Bannerman is in mourning today, suffering the reminders of mortality that the ageing process delivers from time to time. The catalyst for this day of mourning and wallowing in the memories of times past is, of course, the passing of Australian rock pioneer and legend, Billy Thorpe.
Thorpie would have been sixty-one this year, which is not old by any stretch. His heart gave out just after 1:00am this morning after he suffered chest pains an hour or so earlier. He passed through the exit of this life quickly, and hopefully, painlessly, peacefully.
Born in 1946 in Blackpool, England, Thorpie immigrated to Australia with his parents in the mid-fifties. The family lived at Moorooka on Brisbane’s south side, where ten-year old William made his first performance on guitar, later appearing on television talent shows and alongside the likes of Johhny O’Keefe and Col Joye. Thorpie would admit that fate dealt him a hand and he played it to the hilt. Can you just imagine, a fresh-faced new band – Billy Thorpe and the Aztecs – drawing a bigger crowd at the Melbourne Myer Music Bowl on one night in 1964, than the Beatles drew in two? Such was the power of the music.

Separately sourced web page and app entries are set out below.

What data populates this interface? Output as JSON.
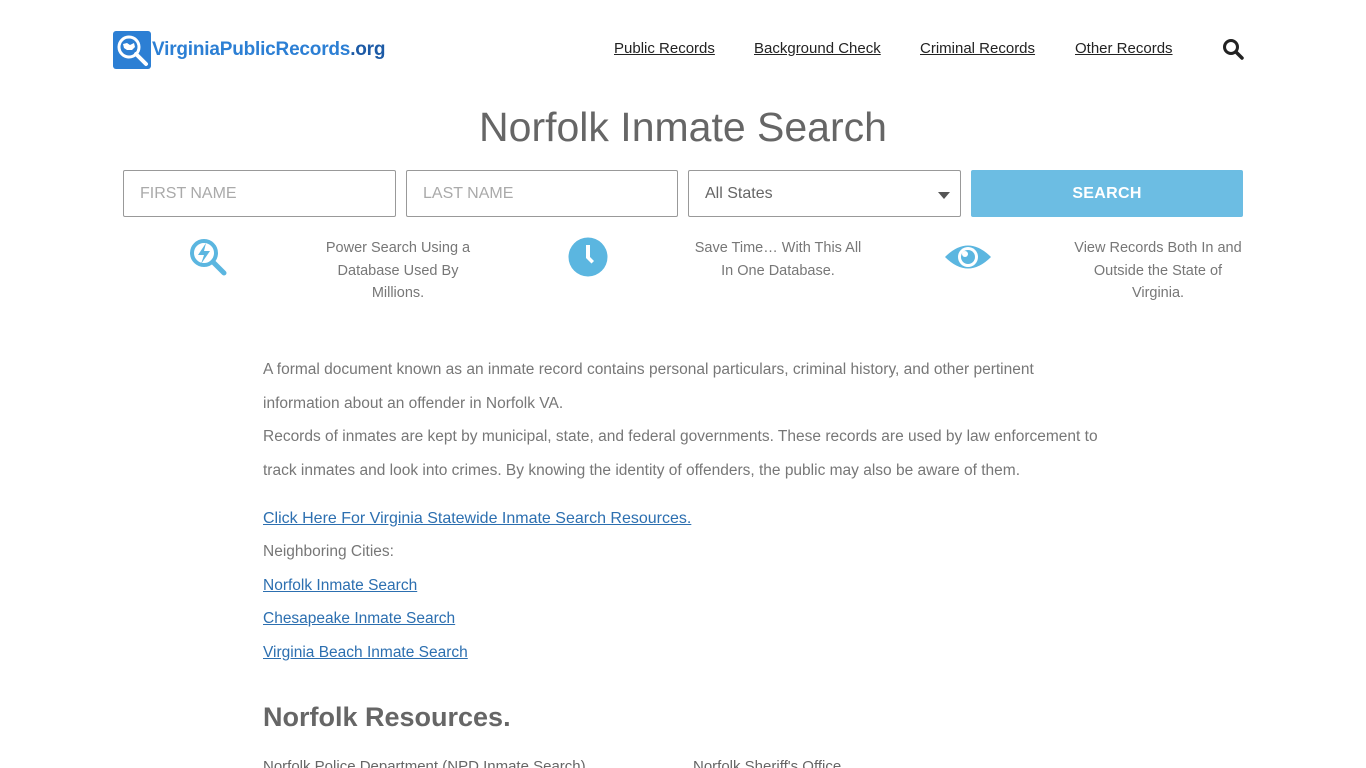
{
  "header": {
    "logo_text_part1": "VirginiaPublicRecords",
    "logo_text_part2": ".org",
    "nav": [
      "Public Records",
      "Background Check",
      "Criminal Records",
      "Other Records"
    ]
  },
  "page_title": "Norfolk Inmate Search",
  "search_form": {
    "first_name_placeholder": "FIRST NAME",
    "last_name_placeholder": "LAST NAME",
    "state_selected": "All States",
    "button_label": "SEARCH"
  },
  "features": [
    {
      "icon": "power-search-icon",
      "line1": "Power Search Using a",
      "line2": "Database Used By",
      "line3": "Millions."
    },
    {
      "icon": "clock-icon",
      "line1": "Save Time… With This All",
      "line2": "In One Database.",
      "line3": ""
    },
    {
      "icon": "eye-icon",
      "line1": "View Records Both In and",
      "line2": "Outside the State of",
      "line3": "Virginia."
    }
  ],
  "intro": {
    "p1": "A formal document known as an inmate record contains personal particulars, criminal history, and other pertinent information about an offender in Norfolk VA.",
    "p2": "Records of inmates are kept by municipal, state, and federal governments. These records are used by law enforcement to track inmates and look into crimes. By knowing the identity of offenders, the public may also be aware of them."
  },
  "statewide_link": "Click Here For Virginia Statewide Inmate Search Resources.",
  "neighboring_label": "Neighboring Cities:",
  "neighboring_links": [
    "Norfolk Inmate Search",
    "Chesapeake Inmate Search",
    "Virginia Beach Inmate Search"
  ],
  "resources": {
    "title": "Norfolk Resources.",
    "items": [
      "Norfolk Police Department (NPD Inmate Search)",
      "Norfolk Sheriff's Office"
    ]
  },
  "colors": {
    "accent": "#6cbde3",
    "logo_blue": "#2c7fd4",
    "link": "#2c6fb0"
  }
}
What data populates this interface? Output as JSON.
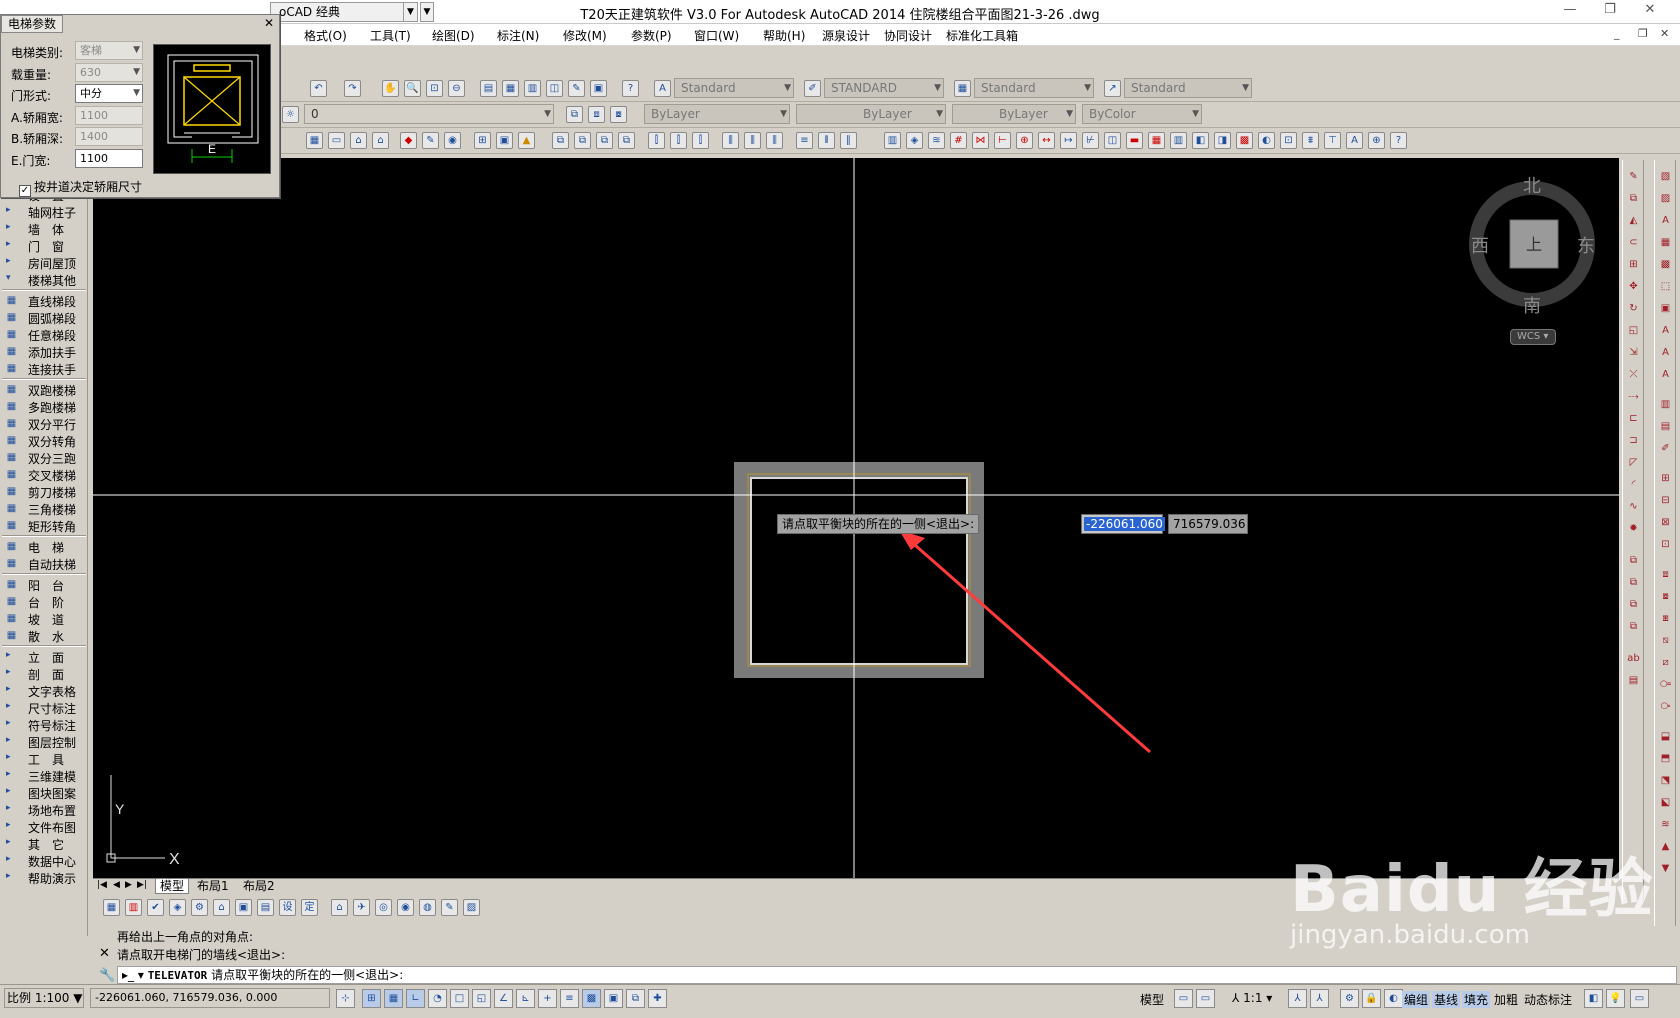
{
  "window": {
    "title": "T20天正建筑软件 V3.0 For Autodesk AutoCAD 2014    住院楼组合平面图21-3-26 .dwg",
    "workspace": "oCAD 经典"
  },
  "menu": {
    "items": [
      "格式(O)",
      "工具(T)",
      "绘图(D)",
      "标注(N)",
      "修改(M)",
      "参数(P)",
      "窗口(W)",
      "帮助(H)",
      "源泉设计",
      "协同设计",
      "标准化工具箱"
    ]
  },
  "toolbar": {
    "text_style": "Standard",
    "dim_style": "STANDARD",
    "table_style": "Standard",
    "multileader_style": "Standard",
    "layer": "0",
    "color": "ByLayer",
    "linetype": "ByLayer",
    "lineweight": "ByLayer",
    "plotstyle": "ByColor"
  },
  "dialog": {
    "title": "电梯参数",
    "fields": [
      {
        "label": "电梯类别:",
        "value": "客梯",
        "active": false,
        "dropdown": true
      },
      {
        "label": "载重量:",
        "value": "630",
        "active": false,
        "dropdown": true
      },
      {
        "label": "门形式:",
        "value": "中分",
        "active": true,
        "dropdown": true
      },
      {
        "label": "A.轿厢宽:",
        "value": "1100",
        "active": false,
        "dropdown": false
      },
      {
        "label": "B.轿厢深:",
        "value": "1400",
        "active": false,
        "dropdown": false
      },
      {
        "label": "E.门宽:",
        "value": "1100",
        "active": true,
        "dropdown": false
      }
    ],
    "checkbox_label": "按井道决定轿厢尺寸",
    "preview_label": "E"
  },
  "palette": {
    "items": [
      {
        "label": "设　置",
        "type": "group"
      },
      {
        "label": "轴网柱子",
        "type": "group"
      },
      {
        "label": "墙　体",
        "type": "group"
      },
      {
        "label": "门　窗",
        "type": "group"
      },
      {
        "label": "房间屋顶",
        "type": "group"
      },
      {
        "label": "楼梯其他",
        "type": "open"
      },
      {
        "label": "直线梯段",
        "type": "tool"
      },
      {
        "label": "圆弧梯段",
        "type": "tool"
      },
      {
        "label": "任意梯段",
        "type": "tool"
      },
      {
        "label": "添加扶手",
        "type": "tool"
      },
      {
        "label": "连接扶手",
        "type": "tool"
      },
      {
        "label": "双跑楼梯",
        "type": "tool"
      },
      {
        "label": "多跑楼梯",
        "type": "tool"
      },
      {
        "label": "双分平行",
        "type": "tool"
      },
      {
        "label": "双分转角",
        "type": "tool"
      },
      {
        "label": "双分三跑",
        "type": "tool"
      },
      {
        "label": "交叉楼梯",
        "type": "tool"
      },
      {
        "label": "剪刀楼梯",
        "type": "tool"
      },
      {
        "label": "三角楼梯",
        "type": "tool"
      },
      {
        "label": "矩形转角",
        "type": "tool"
      },
      {
        "label": "电　梯",
        "type": "tool"
      },
      {
        "label": "自动扶梯",
        "type": "tool"
      },
      {
        "label": "阳　台",
        "type": "tool"
      },
      {
        "label": "台　阶",
        "type": "tool"
      },
      {
        "label": "坡　道",
        "type": "tool"
      },
      {
        "label": "散　水",
        "type": "tool"
      },
      {
        "label": "立　面",
        "type": "group"
      },
      {
        "label": "剖　面",
        "type": "group"
      },
      {
        "label": "文字表格",
        "type": "group"
      },
      {
        "label": "尺寸标注",
        "type": "group"
      },
      {
        "label": "符号标注",
        "type": "group"
      },
      {
        "label": "图层控制",
        "type": "group"
      },
      {
        "label": "工　具",
        "type": "group"
      },
      {
        "label": "三维建模",
        "type": "group"
      },
      {
        "label": "图块图案",
        "type": "group"
      },
      {
        "label": "场地布置",
        "type": "group"
      },
      {
        "label": "文件布图",
        "type": "group"
      },
      {
        "label": "其　它",
        "type": "group"
      },
      {
        "label": "数据中心",
        "type": "group"
      },
      {
        "label": "帮助演示",
        "type": "group"
      }
    ]
  },
  "canvas": {
    "prompt": "请点取平衡块的所在的一侧<退出>:",
    "coord_x": "-226061.060",
    "coord_y": "716579.036",
    "compass": {
      "n": "北",
      "s": "南",
      "w": "西",
      "e": "东",
      "top": "上",
      "wcs": "WCS"
    },
    "ucs_x": "X",
    "ucs_y": "Y",
    "accent": "#ff3b3b"
  },
  "layout_tabs": [
    "模型",
    "布局1",
    "布局2"
  ],
  "bottom_toolbar": {
    "b1": "设",
    "b2": "定"
  },
  "command": {
    "history": [
      "再给出上一角点的对角点:",
      "请点取开电梯门的墙线<退出>:"
    ],
    "current_cmd": "TELEVATOR",
    "current_prompt": "请点取平衡块的所在的一侧<退出>:"
  },
  "status": {
    "scale": "比例 1:100",
    "coords": "-226061.060, 716579.036, 0.000",
    "model": "模型",
    "anno_scale": "1:1",
    "group": "编组",
    "baseline": "基线",
    "fill": "填充",
    "bold": "加粗",
    "dynamic": "动态标注"
  },
  "watermark": {
    "brand": "Baidu 经验",
    "url": "jingyan.baidu.com"
  }
}
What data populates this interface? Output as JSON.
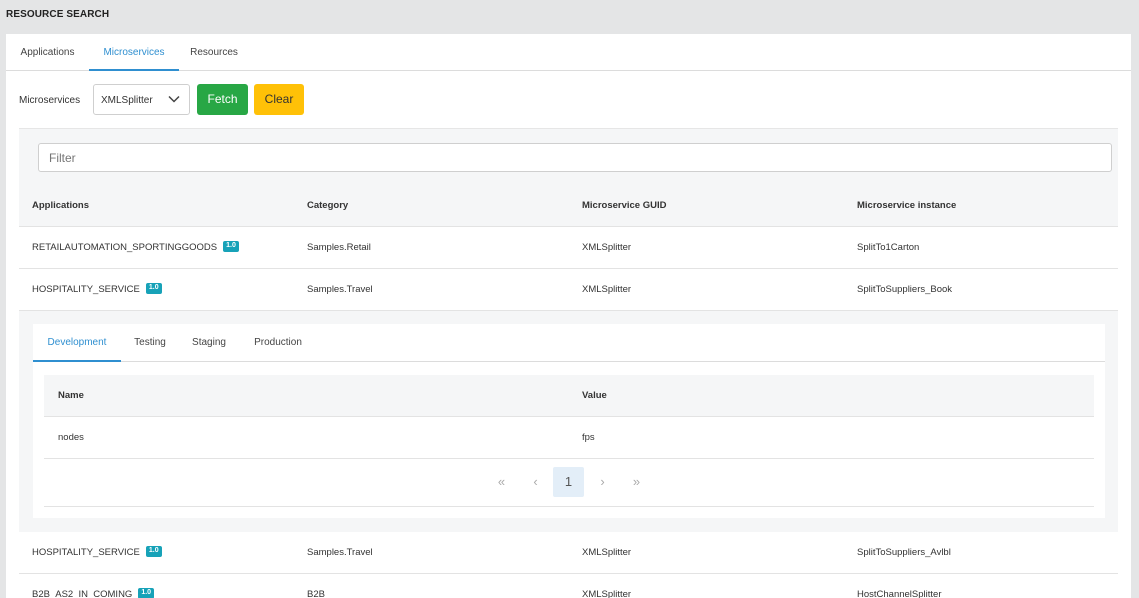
{
  "page_title": "RESOURCE SEARCH",
  "tabs": [
    {
      "label": "Applications"
    },
    {
      "label": "Microservices"
    },
    {
      "label": "Resources"
    }
  ],
  "form": {
    "label": "Microservices",
    "select_value": "XMLSplitter",
    "fetch_label": "Fetch",
    "clear_label": "Clear"
  },
  "filter": {
    "placeholder": "Filter"
  },
  "table": {
    "headers": [
      "Applications",
      "Category",
      "Microservice GUID",
      "Microservice instance"
    ],
    "rows": [
      {
        "app": "RETAILAUTOMATION_SPORTINGGOODS",
        "version": "1.0",
        "category": "Samples.Retail",
        "guid": "XMLSplitter",
        "instance": "SplitTo1Carton"
      },
      {
        "app": "HOSPITALITY_SERVICE",
        "version": "1.0",
        "category": "Samples.Travel",
        "guid": "XMLSplitter",
        "instance": "SplitToSuppliers_Book"
      },
      {
        "app": "HOSPITALITY_SERVICE",
        "version": "1.0",
        "category": "Samples.Travel",
        "guid": "XMLSplitter",
        "instance": "SplitToSuppliers_Avlbl"
      },
      {
        "app": "B2B_AS2_IN_COMING",
        "version": "1.0",
        "category": "B2B",
        "guid": "XMLSplitter",
        "instance": "HostChannelSplitter"
      }
    ]
  },
  "detail": {
    "tabs": [
      {
        "label": "Development"
      },
      {
        "label": "Testing"
      },
      {
        "label": "Staging"
      },
      {
        "label": "Production"
      }
    ],
    "headers": [
      "Name",
      "Value"
    ],
    "rows": [
      {
        "name": "nodes",
        "value": "fps"
      }
    ],
    "pager": {
      "first": "«",
      "prev": "‹",
      "current": "1",
      "next": "›",
      "last": "»"
    }
  },
  "colors": {
    "accent": "#2f8fd0",
    "fetch": "#28a745",
    "clear": "#ffc107",
    "badge": "#17a2b8"
  }
}
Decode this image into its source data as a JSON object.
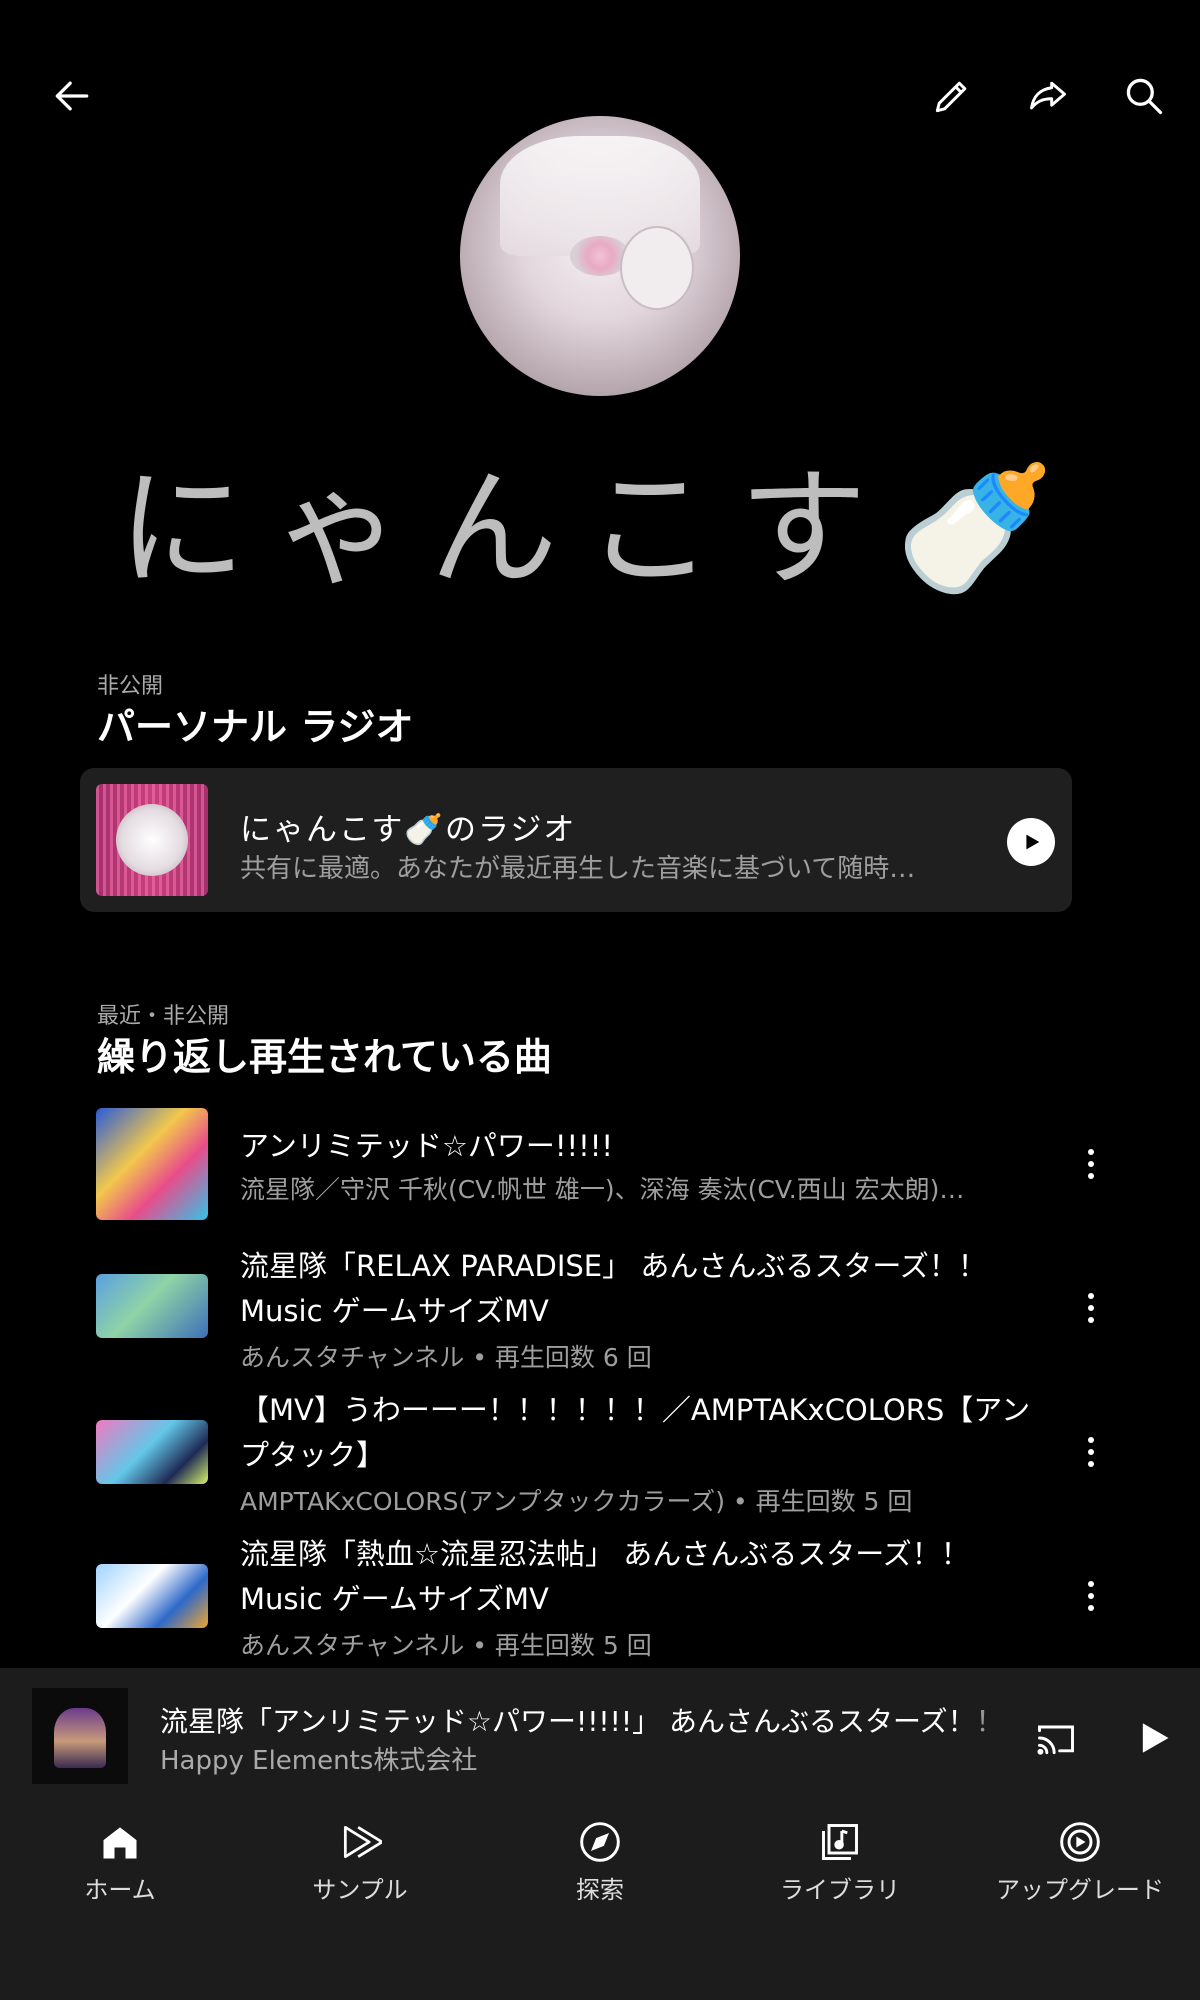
{
  "header": {
    "back_icon": "arrow-left-icon",
    "edit_icon": "pencil-icon",
    "share_icon": "share-arrow-icon",
    "search_icon": "search-icon"
  },
  "profile": {
    "name": "にゃんこす🍼"
  },
  "radio_section": {
    "subtitle": "非公開",
    "title": "パーソナル ラジオ",
    "card": {
      "title": "にゃんこす🍼のラジオ",
      "description": "共有に最適。あなたが最近再生した音楽に基づいて随時…"
    }
  },
  "repeat_section": {
    "subtitle": "最近・非公開",
    "title": "繰り返し再生されている曲",
    "tracks": [
      {
        "title": "アンリミテッド☆パワー!!!!!",
        "subtitle": "流星隊／守沢 千秋(CV.帆世 雄一)、深海 奏汰(CV.西山 宏太朗)…"
      },
      {
        "title": "流星隊「RELAX PARADISE」 あんさんぶるスターズ！！Music ゲームサイズMV",
        "subtitle": "あんスタチャンネル • 再生回数 6 回"
      },
      {
        "title": "【MV】うわーーー！！！！！！／AMPTAKxCOLORS【アンプタック】",
        "subtitle": "AMPTAKxCOLORS(アンプタックカラーズ) • 再生回数 5 回"
      },
      {
        "title": "流星隊「熱血☆流星忍法帖」 あんさんぶるスターズ！！Music ゲームサイズMV",
        "subtitle": "あんスタチャンネル • 再生回数 5 回"
      }
    ]
  },
  "mini_player": {
    "title": "流星隊「アンリミテッド☆パワー!!!!!」 あんさんぶるスターズ！！ |",
    "artist": "Happy Elements株式会社",
    "cast_icon": "cast-icon",
    "play_icon": "play-icon"
  },
  "bottom_nav": {
    "items": [
      {
        "label": "ホーム",
        "icon": "home-icon"
      },
      {
        "label": "サンプル",
        "icon": "samples-icon"
      },
      {
        "label": "探索",
        "icon": "compass-icon"
      },
      {
        "label": "ライブラリ",
        "icon": "library-icon"
      },
      {
        "label": "アップグレード",
        "icon": "upgrade-icon"
      }
    ]
  }
}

Sadly, Bannerman was too young for Sunbury, in 1972. At fifteen years of age, one simply wasn’t permitted to attend the Australian Woodstock and rub shoulders with the wild and inebriated while those on stage exhorted the crowds to "Suck More Piss!". He really does wish, at times, that he’d been born just a few years earlier than he was.